“Building Zion through Righteousness,” Collected Discourses 4, October 7th, 1894.
President Charles W. Penrose:
In sending out of the State for books of instruction for our children, let us be careful that we don't bring in too much of the nonsense that is incorporated in some of the textbooks of the times, the ideas and notions of men, the theories and inferences and reasonings of men, not real, solid, substantial facts or the actual truth. God is the Author of all things in the universe that have been organized for progress and for salvation and for blessing. . . .

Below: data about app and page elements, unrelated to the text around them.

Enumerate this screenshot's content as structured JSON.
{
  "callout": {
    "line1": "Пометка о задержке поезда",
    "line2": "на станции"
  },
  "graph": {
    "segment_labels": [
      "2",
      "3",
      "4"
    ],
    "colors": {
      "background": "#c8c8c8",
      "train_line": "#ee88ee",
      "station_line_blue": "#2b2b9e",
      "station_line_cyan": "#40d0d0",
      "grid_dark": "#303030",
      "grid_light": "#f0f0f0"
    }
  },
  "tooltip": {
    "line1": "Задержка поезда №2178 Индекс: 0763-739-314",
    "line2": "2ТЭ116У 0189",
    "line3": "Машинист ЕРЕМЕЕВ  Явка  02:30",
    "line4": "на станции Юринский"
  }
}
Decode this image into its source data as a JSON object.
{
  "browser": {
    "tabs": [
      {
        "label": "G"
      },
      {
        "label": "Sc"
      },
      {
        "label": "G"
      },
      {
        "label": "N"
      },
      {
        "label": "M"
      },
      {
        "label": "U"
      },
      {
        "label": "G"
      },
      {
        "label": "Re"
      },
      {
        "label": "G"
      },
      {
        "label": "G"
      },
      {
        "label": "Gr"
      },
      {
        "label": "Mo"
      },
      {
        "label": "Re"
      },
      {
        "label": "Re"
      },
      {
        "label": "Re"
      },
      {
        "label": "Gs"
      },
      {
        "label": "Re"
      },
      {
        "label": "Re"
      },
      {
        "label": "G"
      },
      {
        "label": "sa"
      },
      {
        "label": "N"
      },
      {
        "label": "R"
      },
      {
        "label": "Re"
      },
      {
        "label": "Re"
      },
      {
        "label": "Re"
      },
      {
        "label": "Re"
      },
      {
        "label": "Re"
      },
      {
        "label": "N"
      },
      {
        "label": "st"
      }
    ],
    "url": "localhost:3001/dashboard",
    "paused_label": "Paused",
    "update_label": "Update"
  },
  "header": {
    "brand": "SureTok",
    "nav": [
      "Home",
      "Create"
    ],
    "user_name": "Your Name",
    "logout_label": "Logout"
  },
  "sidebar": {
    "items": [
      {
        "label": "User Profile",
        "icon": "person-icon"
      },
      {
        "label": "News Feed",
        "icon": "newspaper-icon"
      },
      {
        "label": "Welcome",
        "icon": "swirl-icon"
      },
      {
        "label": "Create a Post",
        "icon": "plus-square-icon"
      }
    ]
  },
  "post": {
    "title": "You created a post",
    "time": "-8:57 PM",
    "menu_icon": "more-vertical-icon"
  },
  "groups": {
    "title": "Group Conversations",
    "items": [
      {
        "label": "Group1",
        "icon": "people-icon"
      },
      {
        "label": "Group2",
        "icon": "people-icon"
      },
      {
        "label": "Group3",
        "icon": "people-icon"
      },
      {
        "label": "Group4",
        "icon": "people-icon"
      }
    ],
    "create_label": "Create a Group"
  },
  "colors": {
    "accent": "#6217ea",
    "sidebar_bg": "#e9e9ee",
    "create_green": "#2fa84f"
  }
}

I have heard some of my brethren say, “Well, do you want to stop men from thinking?” Not at all. Liberty to think and liberty to act upon the thought if you don't infringe the rights of others. Liberty to think, liberty to read, liberty to have theories and notions and ideas; but, my brethren, it isn't your province nor mine to introduce theories into the Church that are not in accordance with the revelations that have been given. Don't forget that. And if any change in policy is to be introduced, it is to come through the proper channel. The Lord said only his servant Joseph should do that while he lived, and then after he died others were to be called to occupy the place, and the key is in the hands of the man who stands at the head, if any change is to be introduced in our Church. Don't let us fix our minds too much on the ideas and notions that are called science. If it is really science that they produce, something demonstrated, something proved to be true, that is all right, and there is not a doctrine of our Church that I can find that comes in direct conflict or contradiction to the sciences of the times if they are sciences, but a great deal of that which is called science is only philosophy, and much of it speculative philosophy, and these ideas change with the ages, as we can see by reference to what has been called science in times that are past. . . .
The boundless universe is before us all to learn and to live and to come up to the standard occupied by our Eternal Father and to be fit for his society. Let our minds enlarge, our understanding increase and let everything that is proved to be true and established and demonstrated come in to us as part of our belief, but the theories and notions of men that are in contradiction to the revelations of Almighty God are not to be considered in the light that some people view them. Let us be very careful about these things.
Elder Mark E. Petersen
I do not believe that the classrooms or the pulpits of our Church are for laboratory purposes in which to experiment with new doctrines and speculative notions. They are exclusively for the use of those who are willing to convert men and women and boys and girls to the truth.
There is only one man in all the world who has the right to introduce a new doctrine to this Church, and that man is the President of the Church. So teachers, until you become the President of the Church, will you be willing to content yourselves with the present officially accepted doctrines of the Church?
I do not believe that we can escape the responsibility of starting someone off on the wrong way if we teach wrong principles. I do not believe that any of us can afford to take that responsibility.
I do not believe, therefore, that we can bring into our classes or our sermons views and doctrines which are not accepted and officially advocated by the Church.
Conference Report, April 1953, 83.
Elder Harold B. Lee
To one who has high spirituality, faith in the gospel and in the doctrines of the Church supersedes scientific theories and the philosophies of men. (Conference Report, October 1942, 72.)